## Directions:
Give the entries again exactly as they appear, but without the images.

···

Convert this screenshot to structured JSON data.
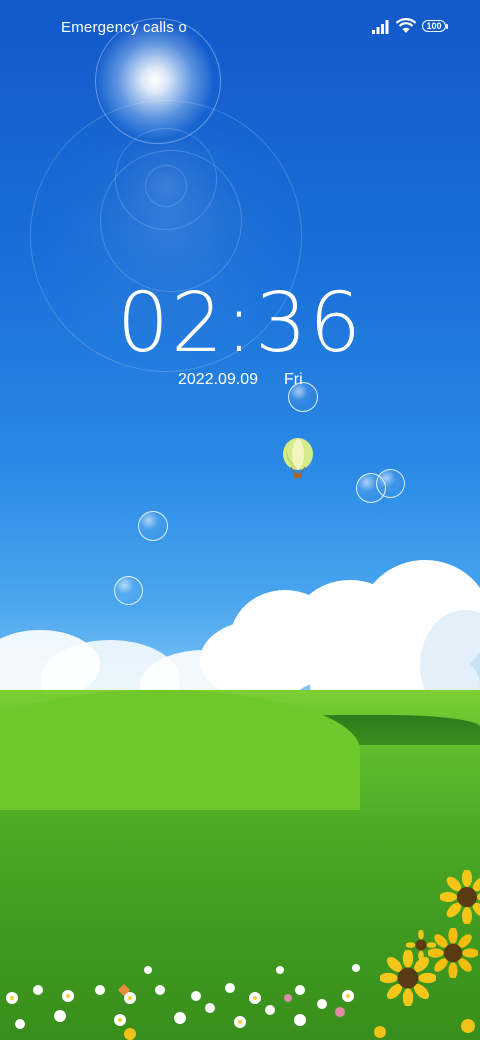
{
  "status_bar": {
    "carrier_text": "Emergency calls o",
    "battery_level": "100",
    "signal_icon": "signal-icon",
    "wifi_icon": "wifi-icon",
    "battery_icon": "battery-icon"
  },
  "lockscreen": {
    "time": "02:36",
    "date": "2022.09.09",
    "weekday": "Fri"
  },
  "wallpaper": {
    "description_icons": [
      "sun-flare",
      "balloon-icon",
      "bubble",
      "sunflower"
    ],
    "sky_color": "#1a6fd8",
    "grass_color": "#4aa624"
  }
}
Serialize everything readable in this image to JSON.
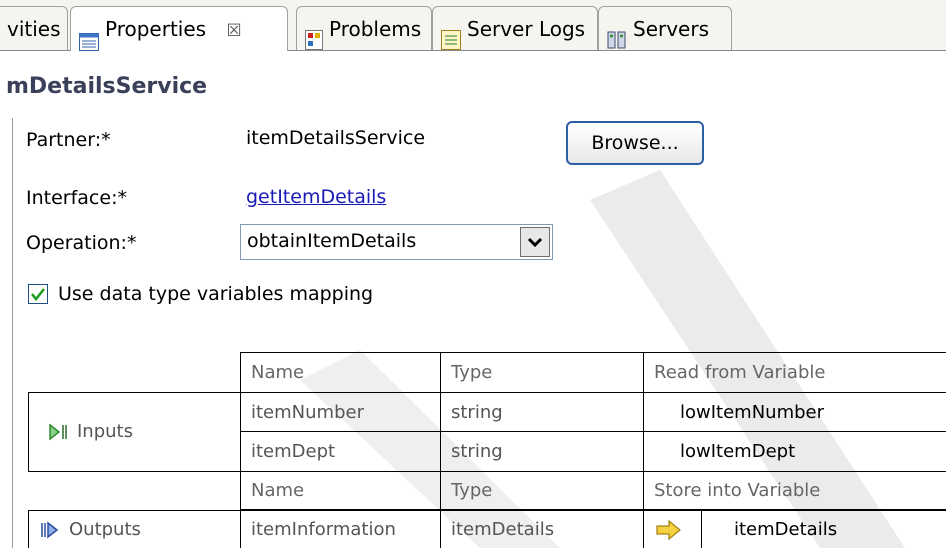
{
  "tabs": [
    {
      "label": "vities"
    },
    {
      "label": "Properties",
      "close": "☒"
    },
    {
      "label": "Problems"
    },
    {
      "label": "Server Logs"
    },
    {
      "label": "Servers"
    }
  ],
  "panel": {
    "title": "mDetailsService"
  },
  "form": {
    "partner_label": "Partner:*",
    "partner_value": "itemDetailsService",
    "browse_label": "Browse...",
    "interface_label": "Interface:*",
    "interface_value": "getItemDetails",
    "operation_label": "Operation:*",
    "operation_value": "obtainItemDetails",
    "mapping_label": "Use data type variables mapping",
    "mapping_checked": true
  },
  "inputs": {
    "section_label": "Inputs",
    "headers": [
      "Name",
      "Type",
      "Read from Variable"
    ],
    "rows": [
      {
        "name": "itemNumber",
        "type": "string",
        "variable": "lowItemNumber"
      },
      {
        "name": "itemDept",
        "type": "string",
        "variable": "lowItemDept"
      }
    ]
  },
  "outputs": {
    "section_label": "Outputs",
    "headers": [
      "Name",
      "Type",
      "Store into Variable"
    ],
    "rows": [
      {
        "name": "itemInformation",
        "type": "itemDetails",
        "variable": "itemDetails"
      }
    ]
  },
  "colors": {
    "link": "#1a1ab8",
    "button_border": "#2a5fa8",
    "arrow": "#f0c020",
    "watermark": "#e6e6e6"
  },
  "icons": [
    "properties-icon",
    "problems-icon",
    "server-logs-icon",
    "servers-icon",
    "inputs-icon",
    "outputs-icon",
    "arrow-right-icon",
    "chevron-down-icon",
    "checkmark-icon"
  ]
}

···

## Written response:
Convert this screenshot to structured JSON data.
{
  "status_bar": {
    "carrier_text": "Emergency calls o",
    "battery_level": "100",
    "signal_icon": "signal-icon",
    "wifi_icon": "wifi-icon",
    "battery_icon": "battery-icon"
  },
  "lockscreen": {
    "time": "02:36",
    "date": "2022.09.09",
    "weekday": "Fri"
  },
  "wallpaper": {
    "description_icons": [
      "sun-flare",
      "balloon-icon",
      "bubble",
      "sunflower"
    ],
    "sky_color": "#1a6fd8",
    "grass_color": "#4aa624"
  }
}
Serialize everything readable in this image to JSON.
{
  "tabs": [
    {
      "label": "vities"
    },
    {
      "label": "Properties",
      "close": "☒"
    },
    {
      "label": "Problems"
    },
    {
      "label": "Server Logs"
    },
    {
      "label": "Servers"
    }
  ],
  "panel": {
    "title": "mDetailsService"
  },
  "form": {
    "partner_label": "Partner:*",
    "partner_value": "itemDetailsService",
    "browse_label": "Browse...",
    "interface_label": "Interface:*",
    "interface_value": "getItemDetails",
    "operation_label": "Operation:*",
    "operation_value": "obtainItemDetails",
    "mapping_label": "Use data type variables mapping",
    "mapping_checked": true
  },
  "inputs": {
    "section_label": "Inputs",
    "headers": [
      "Name",
      "Type",
      "Read from Variable"
    ],
    "rows": [
      {
        "name": "itemNumber",
        "type": "string",
        "variable": "lowItemNumber"
      },
      {
        "name": "itemDept",
        "type": "string",
        "variable": "lowItemDept"
      }
    ]
  },
  "outputs": {
    "section_label": "Outputs",
    "headers": [
      "Name",
      "Type",
      "Store into Variable"
    ],
    "rows": [
      {
        "name": "itemInformation",
        "type": "itemDetails",
        "variable": "itemDetails"
      }
    ]
  },
  "colors": {
    "link": "#1a1ab8",
    "button_border": "#2a5fa8",
    "arrow": "#f0c020",
    "watermark": "#e6e6e6"
  },
  "icons": [
    "properties-icon",
    "problems-icon",
    "server-logs-icon",
    "servers-icon",
    "inputs-icon",
    "outputs-icon",
    "arrow-right-icon",
    "chevron-down-icon",
    "checkmark-icon"
  ]
}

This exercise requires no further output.